Work instruction: State the number of lines in the following material that contain the string "date", and nothing else.
• • • •
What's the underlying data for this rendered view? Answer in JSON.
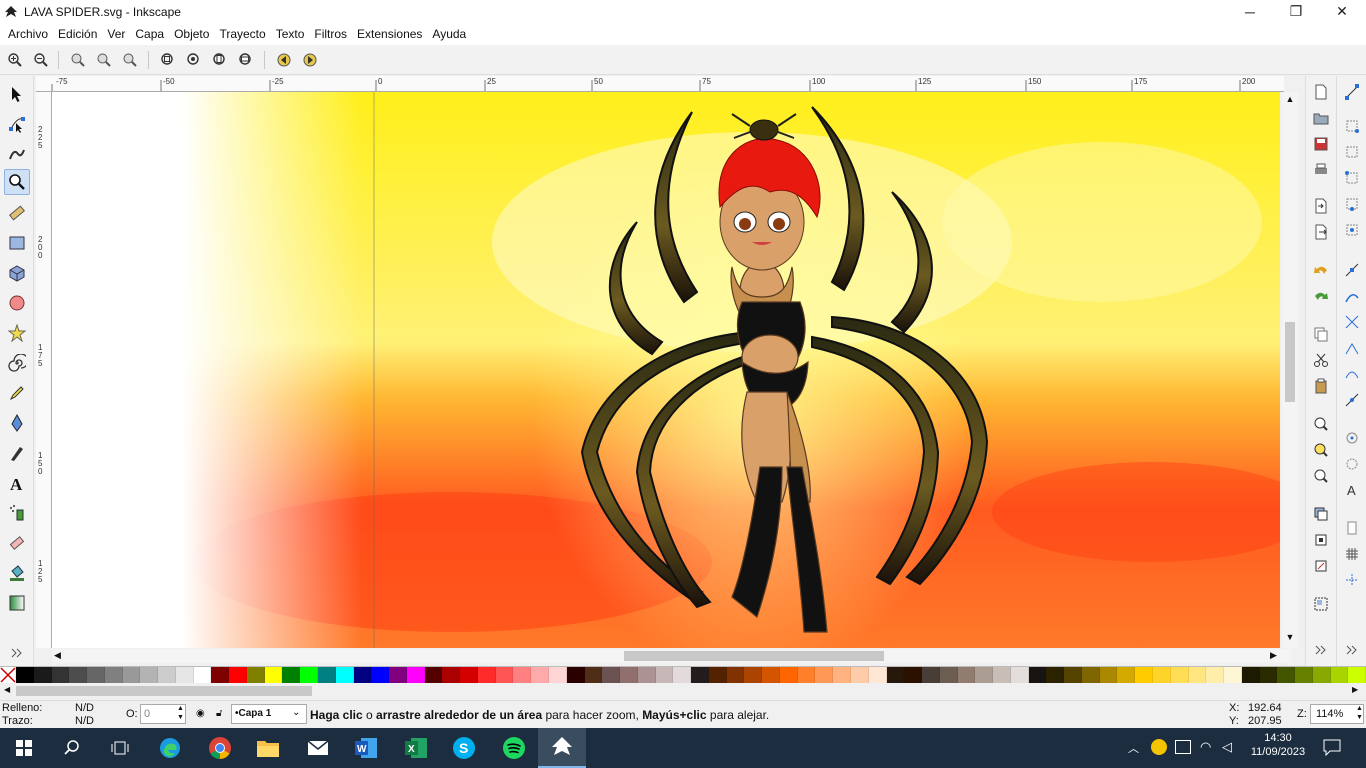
{
  "window": {
    "title": "LAVA SPIDER.svg - Inkscape",
    "buttons": {
      "minimize": "─",
      "maximize": "❐",
      "close": "✕"
    }
  },
  "menu": [
    "Archivo",
    "Edición",
    "Ver",
    "Capa",
    "Objeto",
    "Trayecto",
    "Texto",
    "Filtros",
    "Extensiones",
    "Ayuda"
  ],
  "ruler": {
    "h_labels": [
      "-75",
      "-50",
      "-25",
      "0",
      "25",
      "50",
      "75",
      "100",
      "125",
      "150",
      "175",
      "200"
    ],
    "v_labels": [
      "225",
      "200",
      "175",
      "150",
      "125"
    ]
  },
  "status": {
    "fill_label": "Relleno:",
    "fill_value": "N/D",
    "stroke_label": "Trazo:",
    "stroke_value": "N/D",
    "opacity_label": "O:",
    "opacity_value": "0",
    "layer": "•Capa 1",
    "message_parts": [
      "Haga clic",
      " o ",
      "arrastre alrededor de un área",
      " para hacer zoom, ",
      "Mayús+clic",
      " para alejar."
    ],
    "x_label": "X:",
    "x_value": "192.64",
    "y_label": "Y:",
    "y_value": "207.95",
    "zoom_label": "Z:",
    "zoom_value": "114%"
  },
  "taskbar": {
    "time": "14:30",
    "date": "11/09/2023"
  },
  "colors": {
    "palette": [
      "#000000",
      "#1a1a1a",
      "#333333",
      "#4d4d4d",
      "#666666",
      "#808080",
      "#999999",
      "#b3b3b3",
      "#cccccc",
      "#e6e6e6",
      "#ffffff",
      "#800000",
      "#ff0000",
      "#808000",
      "#ffff00",
      "#008000",
      "#00ff00",
      "#008080",
      "#00ffff",
      "#000080",
      "#0000ff",
      "#800080",
      "#ff00ff",
      "#550000",
      "#aa0000",
      "#d40000",
      "#ff2a2a",
      "#ff5555",
      "#ff8080",
      "#ffaaaa",
      "#ffd5d5",
      "#2b0000",
      "#502d16",
      "#6c5353",
      "#916f6f",
      "#ac9393",
      "#c8b7b7",
      "#e3dbdb",
      "#241c1c",
      "#552200",
      "#803300",
      "#aa4400",
      "#d45500",
      "#ff6600",
      "#ff7f2a",
      "#ff9955",
      "#ffb380",
      "#ffccaa",
      "#ffe6d5",
      "#28170b",
      "#2b1100",
      "#483e37",
      "#6c5d53",
      "#917c6f",
      "#ac9d93",
      "#c8beb7",
      "#e3dedb",
      "#171412",
      "#2b2200",
      "#554400",
      "#806600",
      "#aa8800",
      "#d4aa00",
      "#ffcc00",
      "#ffd42a",
      "#ffdd55",
      "#ffe680",
      "#ffeeaa",
      "#fff6d5",
      "#1c1a00",
      "#2b2b00",
      "#445500",
      "#668000",
      "#88aa00",
      "#aad400",
      "#ccff00"
    ],
    "accent": "#8fb3e0"
  }
}
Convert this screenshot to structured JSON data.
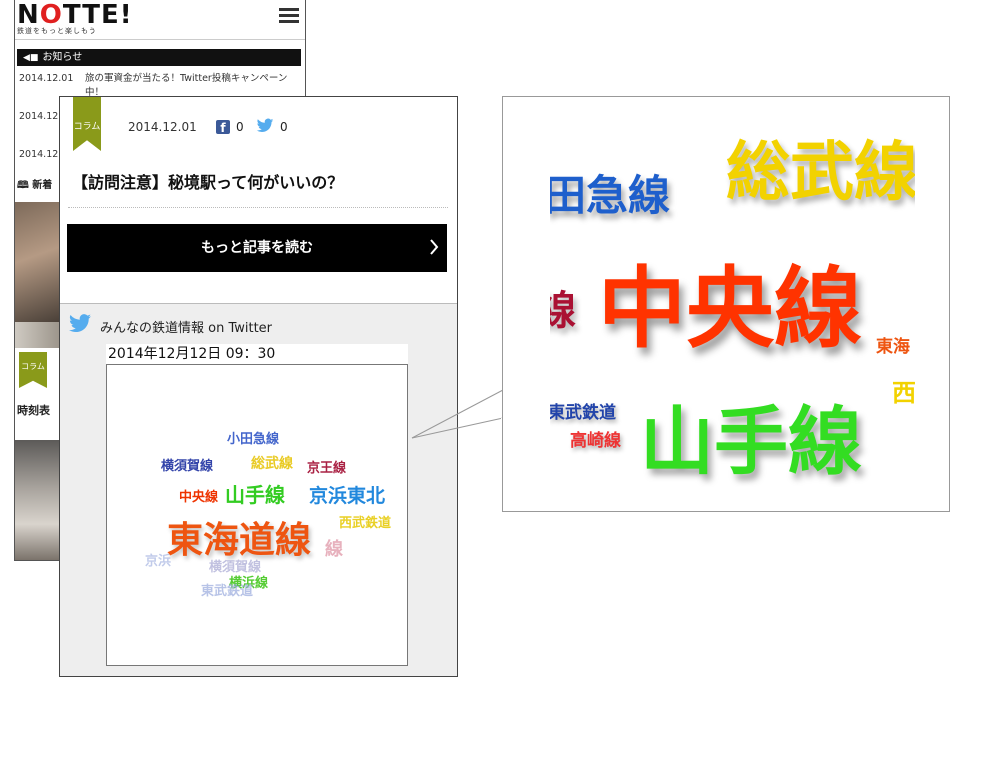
{
  "site": {
    "logo_text": "NOTTE!",
    "tagline": "鉄道をもっと楽しもう",
    "notice_label": "お知らせ",
    "news": [
      {
        "date": "2014.12.01",
        "text": "旅の軍資金が当たる！Twitter投稿キャンペーン中！"
      },
      {
        "date": "2014.12.",
        "text": ""
      },
      {
        "date": "2014.12.",
        "text": ""
      }
    ],
    "new_books_label": "新着",
    "category_label": "コラム",
    "timetable_label": "時刻表"
  },
  "article": {
    "category": "コラム",
    "date": "2014.12.01",
    "facebook_count": "0",
    "twitter_count": "0",
    "title": "【訪問注意】秘境駅って何がいいの？",
    "more_button": "もっと記事を読む"
  },
  "twitter_section": {
    "title": "みんなの鉄道情報 on Twitter",
    "timestamp": "2014年12月12日 09：30"
  },
  "word_cloud": [
    {
      "text": "小田急線",
      "color": "#4466cc"
    },
    {
      "text": "横須賀線",
      "color": "#3344aa"
    },
    {
      "text": "総武線",
      "color": "#e6c200"
    },
    {
      "text": "京王線",
      "color": "#aa2244"
    },
    {
      "text": "中央線",
      "color": "#ee3300"
    },
    {
      "text": "山手線",
      "color": "#33cc22"
    },
    {
      "text": "京浜東北",
      "color": "#2288dd"
    },
    {
      "text": "西武鉄道",
      "color": "#e6c800"
    },
    {
      "text": "東海道線",
      "color": "#ee5511"
    },
    {
      "text": "線",
      "color": "#bb2244"
    },
    {
      "text": "京浜",
      "color": "#99aadd"
    },
    {
      "text": "横須賀線",
      "color": "#9999cc"
    },
    {
      "text": "横浜線",
      "color": "#55cc33"
    },
    {
      "text": "東武鉄道",
      "color": "#99aadd"
    }
  ],
  "zoom_cloud": [
    {
      "text": "田急線",
      "color": "#1e5fcc"
    },
    {
      "text": "総武線",
      "color": "#f2d200"
    },
    {
      "text": "線",
      "color": "#aa1133"
    },
    {
      "text": "中央線",
      "color": "#ff3300"
    },
    {
      "text": "東海",
      "color": "#ee5511"
    },
    {
      "text": "西",
      "color": "#f2d200"
    },
    {
      "text": "東武鉄道",
      "color": "#2244aa"
    },
    {
      "text": "高崎線",
      "color": "#ee3333"
    },
    {
      "text": "山手線",
      "color": "#33dd22"
    }
  ]
}
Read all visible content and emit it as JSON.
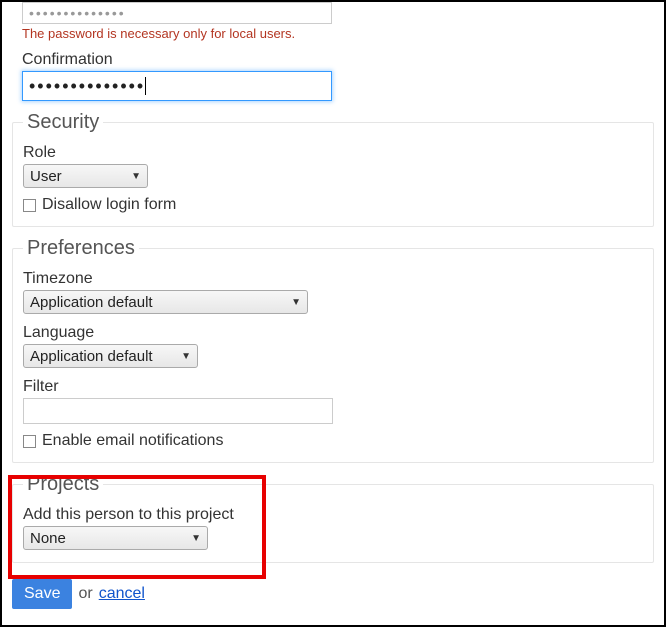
{
  "password": {
    "value_mask": "••••••••••••••",
    "helper": "The password is necessary only for local users."
  },
  "confirmation": {
    "label": "Confirmation",
    "value_mask": "••••••••••••••"
  },
  "security": {
    "legend": "Security",
    "role_label": "Role",
    "role_value": "User",
    "disallow_label": "Disallow login form"
  },
  "preferences": {
    "legend": "Preferences",
    "timezone_label": "Timezone",
    "timezone_value": "Application default",
    "language_label": "Language",
    "language_value": "Application default",
    "filter_label": "Filter",
    "email_label": "Enable email notifications"
  },
  "projects": {
    "legend": "Projects",
    "add_label": "Add this person to this project",
    "add_value": "None"
  },
  "actions": {
    "save": "Save",
    "or": "or",
    "cancel": "cancel"
  }
}
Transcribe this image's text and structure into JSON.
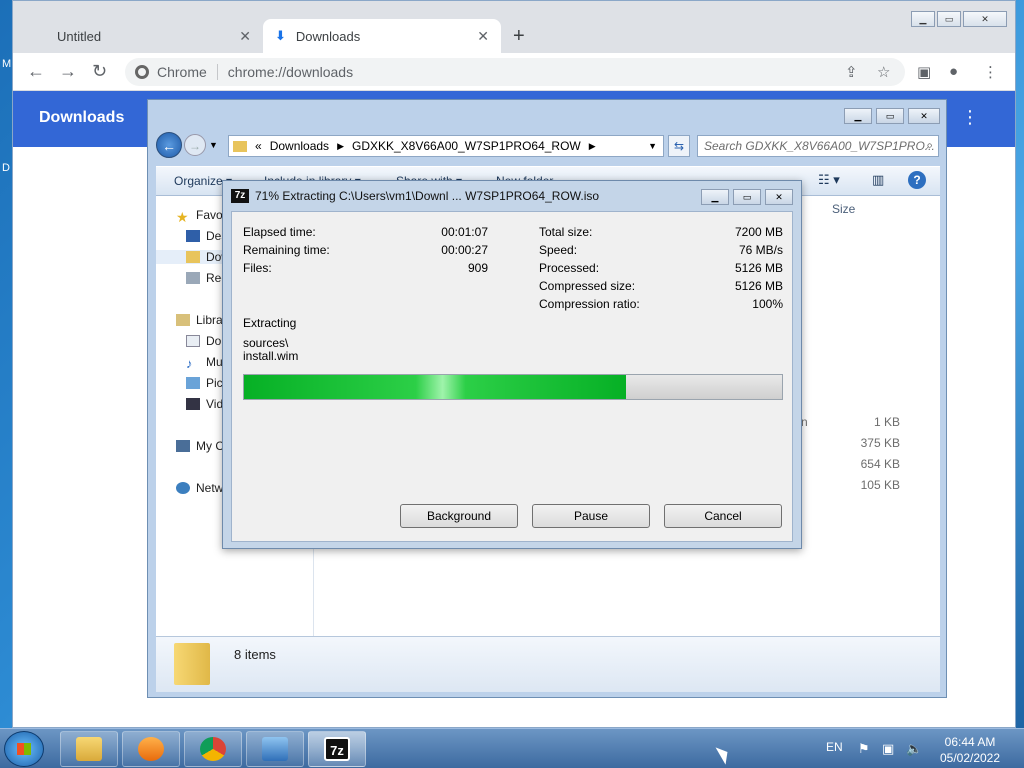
{
  "desktop": {
    "frag_m": "M",
    "frag_d": "D"
  },
  "chrome": {
    "tabs": [
      {
        "label": "Untitled"
      },
      {
        "label": "Downloads"
      }
    ],
    "url_chip": "Chrome",
    "url": "chrome://downloads",
    "page_title": "Downloads"
  },
  "explorer": {
    "breadcrumb": [
      "«",
      "Downloads",
      "GDXKK_X8V66A00_W7SP1PRO64_ROW"
    ],
    "search_placeholder": "Search GDXKK_X8V66A00_W7SP1PRO...",
    "toolbar": {
      "organize": "Organize ▾",
      "include": "Include in library ▾",
      "share": "Share with ▾",
      "new_folder": "New folder"
    },
    "nav": {
      "favorites": "Favo",
      "desktop": "Des",
      "downloads": "Dow",
      "recent": "Rec",
      "libraries": "Libra",
      "documents": "Do",
      "music": "Mu",
      "pictures": "Pic",
      "videos": "Vid",
      "computer": "My C",
      "network": "Netw"
    },
    "column_size": "Size",
    "files": [
      {
        "name": "n",
        "size": "1 KB"
      },
      {
        "name": "",
        "size": "375 KB"
      },
      {
        "name": "",
        "size": "654 KB"
      },
      {
        "name": "",
        "size": "105 KB"
      }
    ],
    "status": "8 items"
  },
  "sevenzip": {
    "title": "71% Extracting C:\\Users\\vm1\\Downl ... W7SP1PRO64_ROW.iso",
    "elapsed_label": "Elapsed time:",
    "elapsed_value": "00:01:07",
    "remaining_label": "Remaining time:",
    "remaining_value": "00:00:27",
    "files_label": "Files:",
    "files_value": "909",
    "total_label": "Total size:",
    "total_value": "7200 MB",
    "speed_label": "Speed:",
    "speed_value": "76 MB/s",
    "processed_label": "Processed:",
    "processed_value": "5126 MB",
    "compressed_label": "Compressed size:",
    "compressed_value": "5126 MB",
    "ratio_label": "Compression ratio:",
    "ratio_value": "100%",
    "operation": "Extracting",
    "current_path": "sources\\",
    "current_file": "install.wim",
    "progress_fraction": 0.71,
    "buttons": {
      "background": "Background",
      "pause": "Pause",
      "cancel": "Cancel"
    }
  },
  "taskbar": {
    "lang": "EN",
    "time": "06:44 AM",
    "date": "05/02/2022",
    "apps": [
      "explorer-icon",
      "media-player-icon",
      "chrome-icon",
      "control-panel-icon",
      "7zip-icon"
    ]
  }
}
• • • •
Response below: 6